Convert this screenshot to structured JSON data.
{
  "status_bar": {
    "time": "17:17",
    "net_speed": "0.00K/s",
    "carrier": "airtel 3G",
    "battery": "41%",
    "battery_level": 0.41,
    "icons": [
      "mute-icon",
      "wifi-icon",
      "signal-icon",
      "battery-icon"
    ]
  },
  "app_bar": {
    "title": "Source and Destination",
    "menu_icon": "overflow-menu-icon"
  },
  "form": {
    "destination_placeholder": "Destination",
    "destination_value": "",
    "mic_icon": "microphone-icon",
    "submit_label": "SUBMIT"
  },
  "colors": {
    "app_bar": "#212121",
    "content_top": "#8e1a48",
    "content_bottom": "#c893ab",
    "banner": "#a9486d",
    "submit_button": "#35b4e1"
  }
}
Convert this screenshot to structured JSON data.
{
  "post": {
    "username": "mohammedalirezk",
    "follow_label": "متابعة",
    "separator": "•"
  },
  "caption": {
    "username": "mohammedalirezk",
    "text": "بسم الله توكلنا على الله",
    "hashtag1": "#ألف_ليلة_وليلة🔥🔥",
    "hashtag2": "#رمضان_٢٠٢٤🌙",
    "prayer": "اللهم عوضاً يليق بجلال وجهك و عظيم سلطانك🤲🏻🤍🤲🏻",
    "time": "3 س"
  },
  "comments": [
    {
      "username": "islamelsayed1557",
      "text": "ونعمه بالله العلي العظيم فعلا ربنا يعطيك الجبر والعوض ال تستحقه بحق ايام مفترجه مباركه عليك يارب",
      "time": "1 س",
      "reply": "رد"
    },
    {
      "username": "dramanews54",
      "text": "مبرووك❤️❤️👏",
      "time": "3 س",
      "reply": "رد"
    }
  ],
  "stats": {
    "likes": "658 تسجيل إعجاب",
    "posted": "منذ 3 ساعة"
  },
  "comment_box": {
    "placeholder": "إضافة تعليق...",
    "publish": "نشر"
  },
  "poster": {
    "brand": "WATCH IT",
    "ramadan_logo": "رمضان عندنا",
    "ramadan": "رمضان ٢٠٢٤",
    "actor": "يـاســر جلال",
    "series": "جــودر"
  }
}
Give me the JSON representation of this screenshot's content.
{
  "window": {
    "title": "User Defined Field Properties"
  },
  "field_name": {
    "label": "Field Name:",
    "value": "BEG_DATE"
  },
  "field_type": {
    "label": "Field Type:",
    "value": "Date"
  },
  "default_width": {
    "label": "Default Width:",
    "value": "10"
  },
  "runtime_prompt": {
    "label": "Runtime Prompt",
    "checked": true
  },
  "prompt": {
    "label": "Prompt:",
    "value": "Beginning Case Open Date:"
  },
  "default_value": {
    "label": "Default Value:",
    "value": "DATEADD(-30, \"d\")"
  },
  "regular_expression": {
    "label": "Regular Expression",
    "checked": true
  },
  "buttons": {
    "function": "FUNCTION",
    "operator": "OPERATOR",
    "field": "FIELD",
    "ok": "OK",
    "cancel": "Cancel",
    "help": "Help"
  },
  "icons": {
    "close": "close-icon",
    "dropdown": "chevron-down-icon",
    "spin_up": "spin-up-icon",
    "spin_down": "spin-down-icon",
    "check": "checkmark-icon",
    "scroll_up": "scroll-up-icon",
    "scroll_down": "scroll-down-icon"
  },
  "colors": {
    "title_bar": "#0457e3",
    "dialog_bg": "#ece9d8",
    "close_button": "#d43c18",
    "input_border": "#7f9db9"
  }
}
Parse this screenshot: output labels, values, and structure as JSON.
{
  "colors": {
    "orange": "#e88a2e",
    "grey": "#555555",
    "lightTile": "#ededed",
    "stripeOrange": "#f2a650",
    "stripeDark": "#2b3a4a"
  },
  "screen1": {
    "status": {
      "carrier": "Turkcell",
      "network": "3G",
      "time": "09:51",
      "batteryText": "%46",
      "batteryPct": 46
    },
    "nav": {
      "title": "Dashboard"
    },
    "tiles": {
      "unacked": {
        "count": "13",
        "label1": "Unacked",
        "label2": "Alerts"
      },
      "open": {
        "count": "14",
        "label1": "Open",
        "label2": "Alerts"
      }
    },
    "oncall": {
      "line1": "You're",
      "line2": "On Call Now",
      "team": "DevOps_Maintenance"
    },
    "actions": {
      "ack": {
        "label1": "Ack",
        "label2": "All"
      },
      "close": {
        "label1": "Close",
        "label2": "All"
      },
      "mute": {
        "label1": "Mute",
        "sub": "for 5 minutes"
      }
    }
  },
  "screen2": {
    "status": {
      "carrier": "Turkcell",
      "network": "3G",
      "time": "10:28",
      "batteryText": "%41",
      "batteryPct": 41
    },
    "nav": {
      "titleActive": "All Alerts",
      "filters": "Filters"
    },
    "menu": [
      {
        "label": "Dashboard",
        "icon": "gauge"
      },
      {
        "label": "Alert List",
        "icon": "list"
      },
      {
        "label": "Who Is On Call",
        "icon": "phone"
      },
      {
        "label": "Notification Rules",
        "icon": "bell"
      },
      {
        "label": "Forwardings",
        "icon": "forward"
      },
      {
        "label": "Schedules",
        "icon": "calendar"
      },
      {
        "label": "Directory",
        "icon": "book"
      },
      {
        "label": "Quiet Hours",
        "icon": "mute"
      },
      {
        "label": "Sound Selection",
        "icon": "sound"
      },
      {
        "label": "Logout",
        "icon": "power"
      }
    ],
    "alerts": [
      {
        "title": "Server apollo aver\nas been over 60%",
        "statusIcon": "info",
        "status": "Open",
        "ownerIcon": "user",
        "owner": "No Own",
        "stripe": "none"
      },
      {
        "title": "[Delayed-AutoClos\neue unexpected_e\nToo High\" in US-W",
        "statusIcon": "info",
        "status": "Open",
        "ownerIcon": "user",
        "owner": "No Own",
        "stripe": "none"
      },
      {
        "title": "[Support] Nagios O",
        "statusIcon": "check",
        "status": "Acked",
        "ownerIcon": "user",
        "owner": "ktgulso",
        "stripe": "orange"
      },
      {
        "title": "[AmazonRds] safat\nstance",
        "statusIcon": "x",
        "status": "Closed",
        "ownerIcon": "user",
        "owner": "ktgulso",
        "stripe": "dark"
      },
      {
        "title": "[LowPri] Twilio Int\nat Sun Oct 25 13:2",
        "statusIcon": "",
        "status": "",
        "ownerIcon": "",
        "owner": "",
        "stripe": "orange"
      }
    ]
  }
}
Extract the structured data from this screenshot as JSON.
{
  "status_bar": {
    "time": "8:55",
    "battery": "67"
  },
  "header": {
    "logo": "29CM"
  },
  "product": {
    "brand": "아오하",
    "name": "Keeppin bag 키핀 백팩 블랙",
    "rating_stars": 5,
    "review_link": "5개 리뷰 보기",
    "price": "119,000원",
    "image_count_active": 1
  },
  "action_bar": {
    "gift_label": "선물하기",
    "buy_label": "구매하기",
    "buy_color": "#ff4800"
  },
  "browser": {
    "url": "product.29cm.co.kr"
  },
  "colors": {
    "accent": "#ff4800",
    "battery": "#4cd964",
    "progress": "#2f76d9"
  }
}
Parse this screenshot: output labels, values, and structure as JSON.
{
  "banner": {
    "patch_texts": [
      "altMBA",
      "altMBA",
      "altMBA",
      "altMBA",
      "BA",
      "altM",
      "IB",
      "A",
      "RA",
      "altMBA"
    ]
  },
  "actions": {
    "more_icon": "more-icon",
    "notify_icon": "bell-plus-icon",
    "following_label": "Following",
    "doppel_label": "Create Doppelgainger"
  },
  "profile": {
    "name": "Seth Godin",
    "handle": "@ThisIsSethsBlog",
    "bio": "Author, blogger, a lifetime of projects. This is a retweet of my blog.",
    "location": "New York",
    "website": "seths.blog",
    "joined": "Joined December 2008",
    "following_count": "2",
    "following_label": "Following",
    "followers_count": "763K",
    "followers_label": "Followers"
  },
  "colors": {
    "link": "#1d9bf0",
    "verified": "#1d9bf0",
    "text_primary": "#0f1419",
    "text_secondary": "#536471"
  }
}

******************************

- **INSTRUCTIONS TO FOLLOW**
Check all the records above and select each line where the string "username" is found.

- **REPLY**
    "username": "mohammedalirezk",
    "username": "mohammedalirezk",
      "username": "islamelsayed1557",
      "username": "dramanews54",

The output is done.